* **YOUR INSTRUCTIONS**
Extract the complete data exactly as given.

Dataset rows for apps and sites

######

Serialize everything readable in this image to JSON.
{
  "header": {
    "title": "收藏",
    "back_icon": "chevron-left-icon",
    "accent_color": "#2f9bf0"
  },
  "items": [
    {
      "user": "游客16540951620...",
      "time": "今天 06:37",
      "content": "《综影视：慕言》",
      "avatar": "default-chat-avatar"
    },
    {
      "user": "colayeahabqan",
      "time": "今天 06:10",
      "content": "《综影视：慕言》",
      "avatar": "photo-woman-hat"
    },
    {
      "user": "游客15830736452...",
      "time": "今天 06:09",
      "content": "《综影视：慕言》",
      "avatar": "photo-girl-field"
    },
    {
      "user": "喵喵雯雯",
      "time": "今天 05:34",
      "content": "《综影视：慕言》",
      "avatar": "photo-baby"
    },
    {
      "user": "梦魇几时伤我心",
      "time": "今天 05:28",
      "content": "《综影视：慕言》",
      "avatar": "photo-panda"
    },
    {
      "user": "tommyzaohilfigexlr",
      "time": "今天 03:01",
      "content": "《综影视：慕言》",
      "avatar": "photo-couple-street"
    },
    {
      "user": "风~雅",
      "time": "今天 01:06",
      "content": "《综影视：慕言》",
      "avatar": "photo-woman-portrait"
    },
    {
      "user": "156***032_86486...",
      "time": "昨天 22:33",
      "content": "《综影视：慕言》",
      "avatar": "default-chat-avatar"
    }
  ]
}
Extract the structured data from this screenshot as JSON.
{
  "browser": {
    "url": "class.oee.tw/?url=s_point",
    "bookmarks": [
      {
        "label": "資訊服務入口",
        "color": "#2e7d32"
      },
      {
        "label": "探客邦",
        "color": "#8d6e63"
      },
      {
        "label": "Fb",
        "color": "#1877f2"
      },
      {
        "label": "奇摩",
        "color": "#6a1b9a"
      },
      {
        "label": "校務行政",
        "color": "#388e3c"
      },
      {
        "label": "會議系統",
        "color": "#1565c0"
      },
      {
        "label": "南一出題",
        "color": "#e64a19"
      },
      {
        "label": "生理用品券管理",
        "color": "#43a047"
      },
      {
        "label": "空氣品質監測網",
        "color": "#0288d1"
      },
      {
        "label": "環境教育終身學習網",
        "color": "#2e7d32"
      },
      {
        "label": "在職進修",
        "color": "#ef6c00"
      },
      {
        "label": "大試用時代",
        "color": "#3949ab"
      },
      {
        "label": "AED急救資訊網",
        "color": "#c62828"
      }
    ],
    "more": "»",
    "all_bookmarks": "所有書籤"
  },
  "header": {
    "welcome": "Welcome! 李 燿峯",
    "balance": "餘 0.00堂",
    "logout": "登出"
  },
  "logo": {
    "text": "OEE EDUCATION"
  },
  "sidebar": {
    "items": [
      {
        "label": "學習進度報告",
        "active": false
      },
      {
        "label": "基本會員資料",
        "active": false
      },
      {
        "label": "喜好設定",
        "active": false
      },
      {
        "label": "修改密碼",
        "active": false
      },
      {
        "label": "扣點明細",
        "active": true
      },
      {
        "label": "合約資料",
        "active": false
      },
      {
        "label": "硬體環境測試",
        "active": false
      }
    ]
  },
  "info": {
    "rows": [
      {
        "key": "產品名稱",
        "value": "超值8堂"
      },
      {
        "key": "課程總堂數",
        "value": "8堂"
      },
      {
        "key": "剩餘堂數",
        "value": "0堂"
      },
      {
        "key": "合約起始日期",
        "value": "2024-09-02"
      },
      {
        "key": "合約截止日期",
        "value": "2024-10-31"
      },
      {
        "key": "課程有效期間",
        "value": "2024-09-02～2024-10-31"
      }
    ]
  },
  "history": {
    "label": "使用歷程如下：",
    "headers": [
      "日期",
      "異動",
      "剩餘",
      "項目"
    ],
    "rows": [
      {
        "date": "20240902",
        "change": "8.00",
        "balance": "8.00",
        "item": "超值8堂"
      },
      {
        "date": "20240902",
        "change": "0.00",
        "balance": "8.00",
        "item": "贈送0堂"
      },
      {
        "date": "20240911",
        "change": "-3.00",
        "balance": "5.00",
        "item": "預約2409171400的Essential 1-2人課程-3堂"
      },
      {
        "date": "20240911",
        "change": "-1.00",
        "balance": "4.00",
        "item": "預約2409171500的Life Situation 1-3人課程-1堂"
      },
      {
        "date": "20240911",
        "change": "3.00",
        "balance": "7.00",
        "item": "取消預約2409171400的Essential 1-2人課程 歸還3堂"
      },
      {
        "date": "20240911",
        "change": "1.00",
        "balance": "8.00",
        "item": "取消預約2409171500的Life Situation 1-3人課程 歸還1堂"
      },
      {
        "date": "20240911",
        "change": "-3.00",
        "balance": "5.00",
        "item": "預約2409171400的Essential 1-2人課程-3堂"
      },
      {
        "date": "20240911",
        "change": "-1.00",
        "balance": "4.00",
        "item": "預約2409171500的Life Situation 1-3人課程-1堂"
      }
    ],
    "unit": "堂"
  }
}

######

* **EXPECTED ANSWER**
Serialize everything readable in this image to JSON.
{
  "header": {
    "title": "收藏",
    "back_icon": "chevron-left-icon",
    "accent_color": "#2f9bf0"
  },
  "items": [
    {
      "user": "游客16540951620...",
      "time": "今天 06:37",
      "content": "《综影视：慕言》",
      "avatar": "default-chat-avatar"
    },
    {
      "user": "colayeahabqan",
      "time": "今天 06:10",
      "content": "《综影视：慕言》",
      "avatar": "photo-woman-hat"
    },
    {
      "user": "游客15830736452...",
      "time": "今天 06:09",
      "content": "《综影视：慕言》",
      "avatar": "photo-girl-field"
    },
    {
      "user": "喵喵雯雯",
      "time": "今天 05:34",
      "content": "《综影视：慕言》",
      "avatar": "photo-baby"
    },
    {
      "user": "梦魇几时伤我心",
      "time": "今天 05:28",
      "content": "《综影视：慕言》",
      "avatar": "photo-panda"
    },
    {
      "user": "tommyzaohilfigexlr",
      "time": "今天 03:01",
      "content": "《综影视：慕言》",
      "avatar": "photo-couple-street"
    },
    {
      "user": "风~雅",
      "time": "今天 01:06",
      "content": "《综影视：慕言》",
      "avatar": "photo-woman-portrait"
    },
    {
      "user": "156***032_86486...",
      "time": "昨天 22:33",
      "content": "《综影视：慕言》",
      "avatar": "default-chat-avatar"
    }
  ]
}
Extract the structured data from this screenshot as JSON.
{
  "browser": {
    "url": "class.oee.tw/?url=s_point",
    "bookmarks": [
      {
        "label": "資訊服務入口",
        "color": "#2e7d32"
      },
      {
        "label": "探客邦",
        "color": "#8d6e63"
      },
      {
        "label": "Fb",
        "color": "#1877f2"
      },
      {
        "label": "奇摩",
        "color": "#6a1b9a"
      },
      {
        "label": "校務行政",
        "color": "#388e3c"
      },
      {
        "label": "會議系統",
        "color": "#1565c0"
      },
      {
        "label": "南一出題",
        "color": "#e64a19"
      },
      {
        "label": "生理用品券管理",
        "color": "#43a047"
      },
      {
        "label": "空氣品質監測網",
        "color": "#0288d1"
      },
      {
        "label": "環境教育終身學習網",
        "color": "#2e7d32"
      },
      {
        "label": "在職進修",
        "color": "#ef6c00"
      },
      {
        "label": "大試用時代",
        "color": "#3949ab"
      },
      {
        "label": "AED急救資訊網",
        "color": "#c62828"
      }
    ],
    "more": "»",
    "all_bookmarks": "所有書籤"
  },
  "header": {
    "welcome": "Welcome! 李 燿峯",
    "balance": "餘 0.00堂",
    "logout": "登出"
  },
  "logo": {
    "text": "OEE EDUCATION"
  },
  "sidebar": {
    "items": [
      {
        "label": "學習進度報告",
        "active": false
      },
      {
        "label": "基本會員資料",
        "active": false
      },
      {
        "label": "喜好設定",
        "active": false
      },
      {
        "label": "修改密碼",
        "active": false
      },
      {
        "label": "扣點明細",
        "active": true
      },
      {
        "label": "合約資料",
        "active": false
      },
      {
        "label": "硬體環境測試",
        "active": false
      }
    ]
  },
  "info": {
    "rows": [
      {
        "key": "產品名稱",
        "value": "超值8堂"
      },
      {
        "key": "課程總堂數",
        "value": "8堂"
      },
      {
        "key": "剩餘堂數",
        "value": "0堂"
      },
      {
        "key": "合約起始日期",
        "value": "2024-09-02"
      },
      {
        "key": "合約截止日期",
        "value": "2024-10-31"
      },
      {
        "key": "課程有效期間",
        "value": "2024-09-02～2024-10-31"
      }
    ]
  },
  "history": {
    "label": "使用歷程如下：",
    "headers": [
      "日期",
      "異動",
      "剩餘",
      "項目"
    ],
    "rows": [
      {
        "date": "20240902",
        "change": "8.00",
        "balance": "8.00",
        "item": "超值8堂"
      },
      {
        "date": "20240902",
        "change": "0.00",
        "balance": "8.00",
        "item": "贈送0堂"
      },
      {
        "date": "20240911",
        "change": "-3.00",
        "balance": "5.00",
        "item": "預約2409171400的Essential 1-2人課程-3堂"
      },
      {
        "date": "20240911",
        "change": "-1.00",
        "balance": "4.00",
        "item": "預約2409171500的Life Situation 1-3人課程-1堂"
      },
      {
        "date": "20240911",
        "change": "3.00",
        "balance": "7.00",
        "item": "取消預約2409171400的Essential 1-2人課程 歸還3堂"
      },
      {
        "date": "20240911",
        "change": "1.00",
        "balance": "8.00",
        "item": "取消預約2409171500的Life Situation 1-3人課程 歸還1堂"
      },
      {
        "date": "20240911",
        "change": "-3.00",
        "balance": "5.00",
        "item": "預約2409171400的Essential 1-2人課程-3堂"
      },
      {
        "date": "20240911",
        "change": "-1.00",
        "balance": "4.00",
        "item": "預約2409171500的Life Situation 1-3人課程-1堂"
      }
    ],
    "unit": "堂"
  }
}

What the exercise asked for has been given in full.